Every line in the data below that has the word "table" should be returned.

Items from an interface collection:
____________

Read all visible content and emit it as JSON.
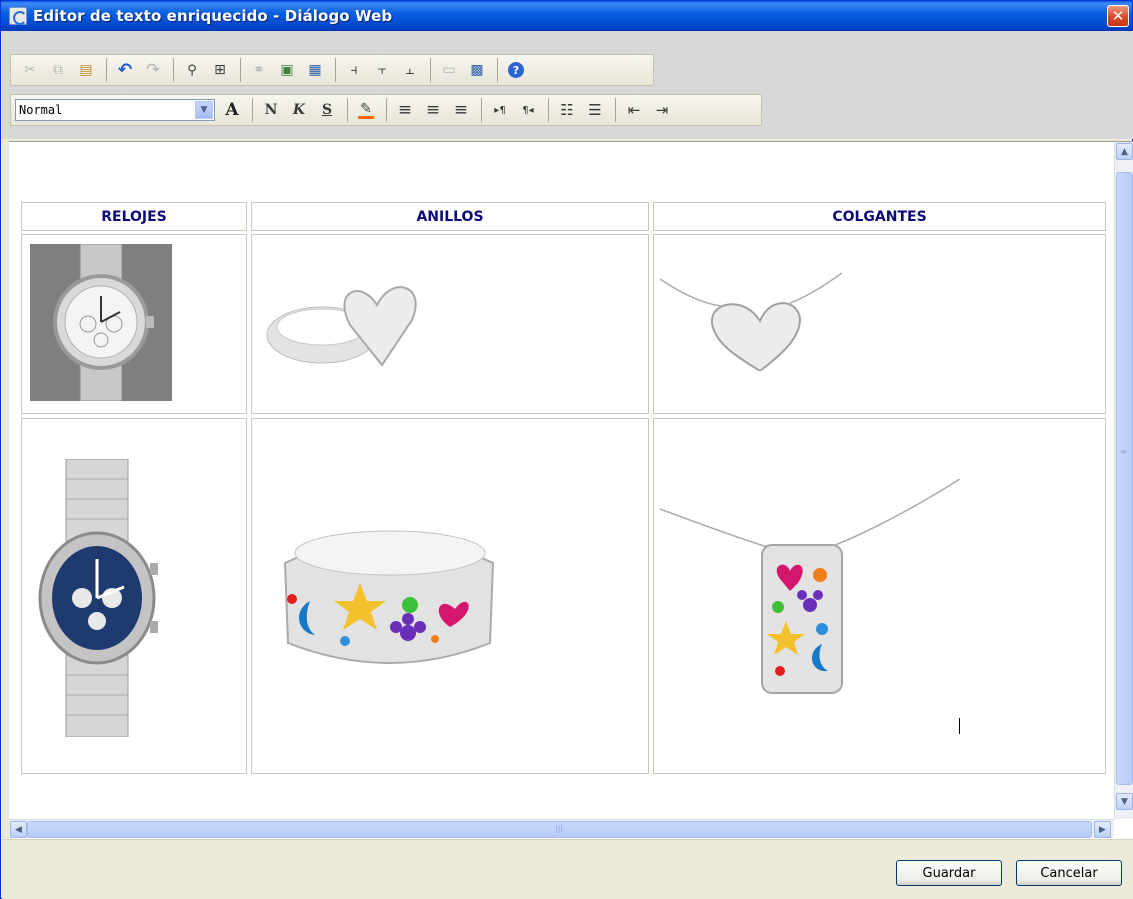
{
  "window": {
    "title": "Editor de texto enriquecido - Diálogo Web",
    "close_glyph": "✕"
  },
  "toolbar1": {
    "buttons": [
      {
        "icon": "cut-icon",
        "glyph": "✂",
        "enabled": false
      },
      {
        "icon": "copy-icon",
        "glyph": "⧉",
        "enabled": false
      },
      {
        "icon": "paste-icon",
        "glyph": "📋",
        "enabled": true
      },
      {
        "icon": "undo-icon",
        "glyph": "↶",
        "enabled": true
      },
      {
        "icon": "redo-icon",
        "glyph": "↷",
        "enabled": false
      },
      {
        "icon": "find-icon",
        "glyph": "🔍",
        "enabled": true
      },
      {
        "icon": "select-all-icon",
        "glyph": "⊞",
        "enabled": true
      },
      {
        "icon": "link-icon",
        "glyph": "🔗",
        "enabled": false
      },
      {
        "icon": "image-icon",
        "glyph": "🖼",
        "enabled": true
      },
      {
        "icon": "insert-table-icon",
        "glyph": "▦",
        "enabled": true
      },
      {
        "icon": "insert-column-icon",
        "glyph": "⫞",
        "enabled": true
      },
      {
        "icon": "insert-row-icon",
        "glyph": "⫟",
        "enabled": true
      },
      {
        "icon": "delete-column-icon",
        "glyph": "⫠",
        "enabled": true
      },
      {
        "icon": "table-border-icon",
        "glyph": "▭",
        "enabled": false
      },
      {
        "icon": "table-props-icon",
        "glyph": "▩",
        "enabled": true
      },
      {
        "icon": "help-icon",
        "glyph": "?",
        "enabled": true
      }
    ]
  },
  "toolbar2": {
    "style_select": {
      "value": "Normal",
      "arrow": "▼"
    },
    "font_color_glyph": "A",
    "bold": "N",
    "italic": "K",
    "strike": "S",
    "highlight_glyph": "✎",
    "align_left_glyph": "≡",
    "align_center_glyph": "≡",
    "align_right_glyph": "≡",
    "ltr_glyph": "▸¶",
    "rtl_glyph": "¶◂",
    "ordered_list_glyph": "☷",
    "unordered_list_glyph": "☰",
    "outdent_glyph": "⇤",
    "indent_glyph": "⇥"
  },
  "table": {
    "headers": [
      "RELOJES",
      "ANILLOS",
      "COLGANTES"
    ]
  },
  "scroll": {
    "up": "▲",
    "down": "▼",
    "left": "◀",
    "right": "▶",
    "grip": "|||"
  },
  "footer": {
    "save_label": "Guardar",
    "cancel_label": "Cancelar"
  },
  "colors": {
    "titlebar": "#0a5fe0",
    "header_text": "#0b0b7a",
    "highlight_accent": "#ff6a00"
  }
}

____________

- _REPLY TO THE TASK_:
        "icon": "insert-table-icon",
        "icon": "table-border-icon",
        "icon": "table-props-icon",
  "table": {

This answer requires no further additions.